KATE Forbes has insisted she is committed to the Bute House Agreement with the Scottish Greens amid talk the party could pull out of the deal if she becomes first minister.

The SNP’s policy convener Toni Giugliano suggested the partnership would “inevitably” end if Forbes secured the top job, given she has suggested she would not seek to challenge the UK Government’s block on the Gender Recognition Reform Bill and would not have voted for it in its current form.

Gender reforms were a key red line in the agreement and Scottish Green sources have claimed they could pull out if Nicola Sturgeon’s successor is someone who doesn’t agree with the legislation.

But at her leadership campaign launch in Aviemore on Monday, the Finance Secretary said she was committed to the deal.

READ MORE: SNP election: Can MSPs block Kate Forbes from becoming first minister?

Asked what she would say to the Greens after suggestions they could cut ties with the SNP, Forbes said: “I would say over three budgets we were able to negotiate a budget deal because we were pragmatic and trusting in those conversations and that would be the approach I would take to any future discussions with the Greens, respecting their position on things.

“You look at the coalition agreement and you see there were areas where there was agreement and areas which were excluded. I think it’s possible to continue that discussion and that relationship.”

When asked if she was supportive of the deal in place, she confirmed: “Yes.”

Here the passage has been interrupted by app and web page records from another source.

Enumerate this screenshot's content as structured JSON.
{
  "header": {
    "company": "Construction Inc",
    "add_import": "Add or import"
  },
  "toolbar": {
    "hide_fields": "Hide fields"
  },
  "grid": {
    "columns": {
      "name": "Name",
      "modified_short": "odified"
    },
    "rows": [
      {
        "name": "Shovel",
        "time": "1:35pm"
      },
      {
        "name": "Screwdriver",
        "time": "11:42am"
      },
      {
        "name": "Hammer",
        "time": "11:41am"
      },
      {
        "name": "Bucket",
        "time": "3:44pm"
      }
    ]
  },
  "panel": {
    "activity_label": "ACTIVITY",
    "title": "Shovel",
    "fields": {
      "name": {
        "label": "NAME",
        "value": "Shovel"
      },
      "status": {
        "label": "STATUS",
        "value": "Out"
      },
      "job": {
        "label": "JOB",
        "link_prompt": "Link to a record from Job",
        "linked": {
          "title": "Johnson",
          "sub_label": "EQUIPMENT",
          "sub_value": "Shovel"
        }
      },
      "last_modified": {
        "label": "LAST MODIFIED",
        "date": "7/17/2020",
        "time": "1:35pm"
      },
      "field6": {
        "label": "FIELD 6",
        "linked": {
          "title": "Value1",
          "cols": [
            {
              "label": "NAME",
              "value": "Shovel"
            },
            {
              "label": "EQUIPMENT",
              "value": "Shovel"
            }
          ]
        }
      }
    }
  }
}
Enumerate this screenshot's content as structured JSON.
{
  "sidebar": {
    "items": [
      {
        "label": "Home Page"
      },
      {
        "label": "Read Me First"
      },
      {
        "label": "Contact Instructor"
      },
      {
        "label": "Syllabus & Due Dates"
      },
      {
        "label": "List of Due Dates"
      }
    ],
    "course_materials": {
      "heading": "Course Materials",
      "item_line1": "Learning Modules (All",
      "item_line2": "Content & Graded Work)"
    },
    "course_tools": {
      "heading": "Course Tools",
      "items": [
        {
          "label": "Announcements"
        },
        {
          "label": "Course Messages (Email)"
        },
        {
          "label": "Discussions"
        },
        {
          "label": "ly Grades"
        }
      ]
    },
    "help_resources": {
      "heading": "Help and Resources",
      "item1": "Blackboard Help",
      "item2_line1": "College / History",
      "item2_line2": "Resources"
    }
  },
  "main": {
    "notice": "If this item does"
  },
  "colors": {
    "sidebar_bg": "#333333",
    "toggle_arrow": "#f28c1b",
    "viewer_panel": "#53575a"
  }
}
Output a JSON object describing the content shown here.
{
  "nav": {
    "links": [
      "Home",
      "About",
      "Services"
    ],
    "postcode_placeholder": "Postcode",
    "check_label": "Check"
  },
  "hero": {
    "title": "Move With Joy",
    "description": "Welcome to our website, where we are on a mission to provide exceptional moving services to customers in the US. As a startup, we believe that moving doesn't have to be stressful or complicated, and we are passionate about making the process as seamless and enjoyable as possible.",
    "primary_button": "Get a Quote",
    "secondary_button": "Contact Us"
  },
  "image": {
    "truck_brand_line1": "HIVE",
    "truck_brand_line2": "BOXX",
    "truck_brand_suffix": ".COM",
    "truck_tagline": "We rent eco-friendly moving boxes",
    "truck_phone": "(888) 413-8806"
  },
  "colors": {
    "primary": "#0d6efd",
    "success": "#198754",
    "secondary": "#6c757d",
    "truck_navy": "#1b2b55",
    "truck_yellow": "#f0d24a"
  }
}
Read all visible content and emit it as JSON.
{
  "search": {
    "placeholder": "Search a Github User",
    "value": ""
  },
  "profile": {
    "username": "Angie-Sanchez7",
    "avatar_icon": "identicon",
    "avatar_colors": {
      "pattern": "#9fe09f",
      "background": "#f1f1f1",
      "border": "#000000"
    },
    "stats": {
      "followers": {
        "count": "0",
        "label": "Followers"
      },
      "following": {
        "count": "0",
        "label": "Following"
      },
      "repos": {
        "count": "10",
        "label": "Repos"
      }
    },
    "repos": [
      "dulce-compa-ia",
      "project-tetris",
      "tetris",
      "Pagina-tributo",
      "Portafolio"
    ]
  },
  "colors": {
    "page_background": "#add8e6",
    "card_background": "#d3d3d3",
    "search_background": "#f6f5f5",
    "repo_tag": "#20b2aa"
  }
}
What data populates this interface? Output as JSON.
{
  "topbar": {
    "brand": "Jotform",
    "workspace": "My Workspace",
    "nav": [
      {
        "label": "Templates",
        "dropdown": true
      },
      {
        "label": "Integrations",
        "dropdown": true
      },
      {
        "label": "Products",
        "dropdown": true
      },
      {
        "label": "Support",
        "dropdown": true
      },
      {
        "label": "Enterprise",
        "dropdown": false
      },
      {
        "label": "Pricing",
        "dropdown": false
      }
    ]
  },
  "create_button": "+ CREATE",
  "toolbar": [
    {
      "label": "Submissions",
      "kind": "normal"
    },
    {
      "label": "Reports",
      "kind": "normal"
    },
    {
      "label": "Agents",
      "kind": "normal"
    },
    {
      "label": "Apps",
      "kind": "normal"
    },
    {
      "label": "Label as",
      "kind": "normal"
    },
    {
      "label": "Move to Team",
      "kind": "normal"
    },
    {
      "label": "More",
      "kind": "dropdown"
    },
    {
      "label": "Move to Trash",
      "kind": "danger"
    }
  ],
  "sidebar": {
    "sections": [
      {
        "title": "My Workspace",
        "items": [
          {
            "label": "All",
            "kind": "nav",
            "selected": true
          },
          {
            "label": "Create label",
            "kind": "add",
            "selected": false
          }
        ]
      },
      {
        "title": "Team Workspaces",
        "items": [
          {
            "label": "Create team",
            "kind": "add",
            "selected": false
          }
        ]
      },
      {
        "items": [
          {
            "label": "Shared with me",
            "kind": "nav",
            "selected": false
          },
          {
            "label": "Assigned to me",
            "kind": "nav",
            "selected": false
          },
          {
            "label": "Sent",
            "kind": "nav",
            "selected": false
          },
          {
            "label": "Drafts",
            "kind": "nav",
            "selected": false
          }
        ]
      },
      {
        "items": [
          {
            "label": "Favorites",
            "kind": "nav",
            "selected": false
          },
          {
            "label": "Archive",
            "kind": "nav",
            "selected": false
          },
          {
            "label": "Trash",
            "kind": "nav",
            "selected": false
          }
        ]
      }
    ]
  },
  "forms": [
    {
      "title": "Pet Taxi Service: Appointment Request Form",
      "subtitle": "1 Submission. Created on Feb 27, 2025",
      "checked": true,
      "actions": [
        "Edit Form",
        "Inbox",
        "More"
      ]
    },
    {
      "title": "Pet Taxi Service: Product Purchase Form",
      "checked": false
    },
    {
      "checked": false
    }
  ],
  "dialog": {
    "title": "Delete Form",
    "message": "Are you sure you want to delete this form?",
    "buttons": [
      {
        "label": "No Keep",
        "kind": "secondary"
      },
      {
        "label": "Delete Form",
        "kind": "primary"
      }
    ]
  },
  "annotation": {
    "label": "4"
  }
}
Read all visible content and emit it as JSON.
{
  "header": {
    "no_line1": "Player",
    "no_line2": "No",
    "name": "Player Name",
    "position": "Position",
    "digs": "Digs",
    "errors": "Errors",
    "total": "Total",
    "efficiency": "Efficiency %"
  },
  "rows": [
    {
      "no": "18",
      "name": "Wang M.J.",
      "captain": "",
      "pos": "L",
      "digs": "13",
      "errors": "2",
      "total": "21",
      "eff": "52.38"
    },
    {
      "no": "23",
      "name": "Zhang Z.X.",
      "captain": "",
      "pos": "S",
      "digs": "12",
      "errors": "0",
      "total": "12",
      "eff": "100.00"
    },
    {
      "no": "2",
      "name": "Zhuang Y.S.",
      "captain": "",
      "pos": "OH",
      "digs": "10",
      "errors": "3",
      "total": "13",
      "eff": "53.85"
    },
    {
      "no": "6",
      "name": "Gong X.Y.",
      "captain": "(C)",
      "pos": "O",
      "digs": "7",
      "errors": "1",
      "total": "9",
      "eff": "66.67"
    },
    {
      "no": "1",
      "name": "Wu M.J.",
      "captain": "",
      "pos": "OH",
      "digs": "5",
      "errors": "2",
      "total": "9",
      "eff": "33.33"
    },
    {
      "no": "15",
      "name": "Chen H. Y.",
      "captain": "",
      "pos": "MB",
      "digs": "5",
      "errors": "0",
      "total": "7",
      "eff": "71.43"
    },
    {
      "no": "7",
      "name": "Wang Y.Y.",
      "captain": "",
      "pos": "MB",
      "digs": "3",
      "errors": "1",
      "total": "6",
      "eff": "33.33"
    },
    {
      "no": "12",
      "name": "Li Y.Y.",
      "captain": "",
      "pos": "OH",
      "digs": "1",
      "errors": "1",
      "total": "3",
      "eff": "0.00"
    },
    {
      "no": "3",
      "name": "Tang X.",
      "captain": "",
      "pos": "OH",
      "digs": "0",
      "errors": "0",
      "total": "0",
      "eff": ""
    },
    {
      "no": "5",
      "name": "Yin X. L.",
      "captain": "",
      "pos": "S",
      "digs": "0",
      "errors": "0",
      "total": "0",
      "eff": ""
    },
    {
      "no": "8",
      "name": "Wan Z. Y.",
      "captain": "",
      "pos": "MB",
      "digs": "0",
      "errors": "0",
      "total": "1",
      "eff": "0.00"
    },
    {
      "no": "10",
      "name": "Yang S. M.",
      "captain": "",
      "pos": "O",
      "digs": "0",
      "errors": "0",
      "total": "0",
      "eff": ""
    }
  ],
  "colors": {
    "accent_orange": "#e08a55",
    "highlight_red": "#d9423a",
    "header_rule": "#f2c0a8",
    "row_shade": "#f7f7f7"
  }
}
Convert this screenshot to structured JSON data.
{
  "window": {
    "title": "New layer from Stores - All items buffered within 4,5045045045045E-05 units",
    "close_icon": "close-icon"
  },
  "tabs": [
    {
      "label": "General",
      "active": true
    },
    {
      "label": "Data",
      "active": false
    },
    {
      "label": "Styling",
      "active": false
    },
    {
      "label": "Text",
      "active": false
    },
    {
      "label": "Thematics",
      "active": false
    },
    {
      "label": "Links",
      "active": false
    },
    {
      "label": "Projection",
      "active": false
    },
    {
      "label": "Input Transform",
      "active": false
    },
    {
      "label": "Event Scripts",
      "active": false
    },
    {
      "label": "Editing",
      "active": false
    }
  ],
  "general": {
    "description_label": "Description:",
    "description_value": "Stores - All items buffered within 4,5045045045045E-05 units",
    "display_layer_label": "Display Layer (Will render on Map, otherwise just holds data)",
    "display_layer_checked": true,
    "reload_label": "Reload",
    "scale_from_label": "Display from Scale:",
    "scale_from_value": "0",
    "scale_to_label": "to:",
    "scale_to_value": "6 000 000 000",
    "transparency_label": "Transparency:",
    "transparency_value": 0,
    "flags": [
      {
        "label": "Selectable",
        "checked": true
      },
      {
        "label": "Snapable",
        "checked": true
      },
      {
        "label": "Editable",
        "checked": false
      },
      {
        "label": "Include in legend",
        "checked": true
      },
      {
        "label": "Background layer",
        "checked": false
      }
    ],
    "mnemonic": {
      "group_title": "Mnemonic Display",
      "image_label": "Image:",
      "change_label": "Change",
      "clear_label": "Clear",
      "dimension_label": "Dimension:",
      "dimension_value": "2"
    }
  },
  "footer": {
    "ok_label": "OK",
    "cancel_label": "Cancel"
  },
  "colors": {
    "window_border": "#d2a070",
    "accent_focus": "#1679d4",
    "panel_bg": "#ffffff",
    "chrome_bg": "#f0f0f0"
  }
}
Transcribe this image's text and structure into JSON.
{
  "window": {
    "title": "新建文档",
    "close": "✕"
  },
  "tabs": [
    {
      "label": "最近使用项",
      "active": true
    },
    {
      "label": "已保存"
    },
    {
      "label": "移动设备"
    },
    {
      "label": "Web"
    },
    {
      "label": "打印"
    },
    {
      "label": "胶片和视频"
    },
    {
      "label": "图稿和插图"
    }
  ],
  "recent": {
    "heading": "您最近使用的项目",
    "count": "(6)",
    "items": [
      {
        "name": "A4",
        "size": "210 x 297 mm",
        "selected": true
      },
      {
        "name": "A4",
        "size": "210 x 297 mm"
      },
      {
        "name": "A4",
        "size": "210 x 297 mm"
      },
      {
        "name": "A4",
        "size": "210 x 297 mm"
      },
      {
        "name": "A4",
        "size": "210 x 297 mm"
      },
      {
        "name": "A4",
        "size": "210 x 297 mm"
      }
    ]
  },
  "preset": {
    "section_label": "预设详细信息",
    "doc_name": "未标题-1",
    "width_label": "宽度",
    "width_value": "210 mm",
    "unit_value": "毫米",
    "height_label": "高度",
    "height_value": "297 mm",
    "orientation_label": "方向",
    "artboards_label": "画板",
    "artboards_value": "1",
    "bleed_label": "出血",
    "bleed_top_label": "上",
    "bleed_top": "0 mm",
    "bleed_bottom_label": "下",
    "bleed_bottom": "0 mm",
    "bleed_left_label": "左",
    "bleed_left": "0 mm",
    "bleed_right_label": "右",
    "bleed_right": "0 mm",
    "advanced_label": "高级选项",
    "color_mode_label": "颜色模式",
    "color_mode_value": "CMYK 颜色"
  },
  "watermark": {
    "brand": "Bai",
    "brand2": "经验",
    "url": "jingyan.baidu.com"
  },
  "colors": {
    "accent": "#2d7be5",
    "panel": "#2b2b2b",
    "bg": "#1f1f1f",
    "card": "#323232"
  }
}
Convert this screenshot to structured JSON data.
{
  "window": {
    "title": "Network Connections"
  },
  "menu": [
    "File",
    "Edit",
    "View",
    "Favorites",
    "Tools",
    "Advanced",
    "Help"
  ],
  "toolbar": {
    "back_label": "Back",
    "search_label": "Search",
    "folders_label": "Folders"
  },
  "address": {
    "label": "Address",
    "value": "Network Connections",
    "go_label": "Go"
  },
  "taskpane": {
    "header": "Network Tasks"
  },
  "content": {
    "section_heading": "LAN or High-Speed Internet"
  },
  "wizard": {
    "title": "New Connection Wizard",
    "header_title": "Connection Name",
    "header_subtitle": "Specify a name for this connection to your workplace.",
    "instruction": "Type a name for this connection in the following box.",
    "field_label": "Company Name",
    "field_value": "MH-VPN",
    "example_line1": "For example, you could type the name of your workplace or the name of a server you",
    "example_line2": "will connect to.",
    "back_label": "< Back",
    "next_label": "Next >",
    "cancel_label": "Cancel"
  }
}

It puts her at odds with one of her opponents, Ash Regan, who said the SNP were being "held hostage" by their coalition partners the Greens - indicating she would be relaxed about the prospect of running a minority government.

Meanwhile, her other rival Humza Yousaf said attempting to run an administration without a majority would be a "disaster", in an exclusive interview with the Sunday National, where he backed the Bute House Agreement.   

Forbes was also quizzed on whether she had any concerns about SNP MSPs refusing to vote for her as first minister if she won the contest.

There have been reports some party MSPs may be planning to scupper her victory if it comes to pass, with the Daily Record suggesting there are six SNP politicians at Holyrood who would refuse to follow protocol to give Forbes the keys to Bute House.

READ MORE: Kate Forbes hints at U-turn on pro-independence GERS plan

The SNP leadership election only determines who will be the next SNP leader, but that person does not automatically become first minister. The FM is appointed by MSPs, who vote on their pick.

That means technically any MSP can become FM if they can command majority support in the Parliament.

Forbes currently has the highest level of support from party voters among the candidates - according to polls released in the last few days by The BIG Partnership and Panelbase - but many MSPs and MPs who endorsed her on day one of her campaign quickly U-turned on that following her comments on same sex marriage and having children out of wedlock.

Asked if she was worried about rumours her colleagues could vote against her as FM, she said: “This is an open, democratic contest for members.

“As an elected representative, I have one vote. My friends in the SNP also have one vote and I think we should respect and honour the outcome.”